> **Instructions to follow**:
Give back the entire listing exactly as it was provided.

* * * *

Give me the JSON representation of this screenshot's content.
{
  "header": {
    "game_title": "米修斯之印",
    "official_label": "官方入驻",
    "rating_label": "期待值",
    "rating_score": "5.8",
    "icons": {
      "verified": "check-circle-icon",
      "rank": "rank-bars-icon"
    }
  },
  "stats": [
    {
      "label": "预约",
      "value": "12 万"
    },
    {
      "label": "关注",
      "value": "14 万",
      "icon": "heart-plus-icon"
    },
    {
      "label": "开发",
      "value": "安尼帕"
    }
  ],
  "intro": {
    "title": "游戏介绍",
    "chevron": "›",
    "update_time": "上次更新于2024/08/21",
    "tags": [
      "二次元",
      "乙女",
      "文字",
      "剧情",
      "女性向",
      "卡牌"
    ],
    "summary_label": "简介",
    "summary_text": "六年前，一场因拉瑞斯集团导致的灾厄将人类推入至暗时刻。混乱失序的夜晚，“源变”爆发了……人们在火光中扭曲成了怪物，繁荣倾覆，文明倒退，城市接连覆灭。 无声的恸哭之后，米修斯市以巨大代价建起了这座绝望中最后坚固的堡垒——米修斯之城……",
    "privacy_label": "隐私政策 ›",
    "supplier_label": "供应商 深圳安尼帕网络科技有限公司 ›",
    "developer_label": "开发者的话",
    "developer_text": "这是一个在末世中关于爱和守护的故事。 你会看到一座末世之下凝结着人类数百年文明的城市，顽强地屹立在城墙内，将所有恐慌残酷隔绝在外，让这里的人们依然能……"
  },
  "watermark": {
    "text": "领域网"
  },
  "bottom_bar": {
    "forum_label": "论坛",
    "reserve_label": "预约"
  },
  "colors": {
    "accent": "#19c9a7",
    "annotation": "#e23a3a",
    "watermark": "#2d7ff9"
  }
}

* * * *

> **Task solution**:
Give me the JSON representation of this screenshot's content.
{
  "header": {
    "game_title": "米修斯之印",
    "official_label": "官方入驻",
    "rating_label": "期待值",
    "rating_score": "5.8",
    "icons": {
      "verified": "check-circle-icon",
      "rank": "rank-bars-icon"
    }
  },
  "stats": [
    {
      "label": "预约",
      "value": "12 万"
    },
    {
      "label": "关注",
      "value": "14 万",
      "icon": "heart-plus-icon"
    },
    {
      "label": "开发",
      "value": "安尼帕"
    }
  ],
  "intro": {
    "title": "游戏介绍",
    "chevron": "›",
    "update_time": "上次更新于2024/08/21",
    "tags": [
      "二次元",
      "乙女",
      "文字",
      "剧情",
      "女性向",
      "卡牌"
    ],
    "summary_label": "简介",
    "summary_text": "六年前，一场因拉瑞斯集团导致的灾厄将人类推入至暗时刻。混乱失序的夜晚，“源变”爆发了……人们在火光中扭曲成了怪物，繁荣倾覆，文明倒退，城市接连覆灭。 无声的恸哭之后，米修斯市以巨大代价建起了这座绝望中最后坚固的堡垒——米修斯之城……",
    "privacy_label": "隐私政策 ›",
    "supplier_label": "供应商 深圳安尼帕网络科技有限公司 ›",
    "developer_label": "开发者的话",
    "developer_text": "这是一个在末世中关于爱和守护的故事。 你会看到一座末世之下凝结着人类数百年文明的城市，顽强地屹立在城墙内，将所有恐慌残酷隔绝在外，让这里的人们依然能……"
  },
  "watermark": {
    "text": "领域网"
  },
  "bottom_bar": {
    "forum_label": "论坛",
    "reserve_label": "预约"
  },
  "colors": {
    "accent": "#19c9a7",
    "annotation": "#e23a3a",
    "watermark": "#2d7ff9"
  }
}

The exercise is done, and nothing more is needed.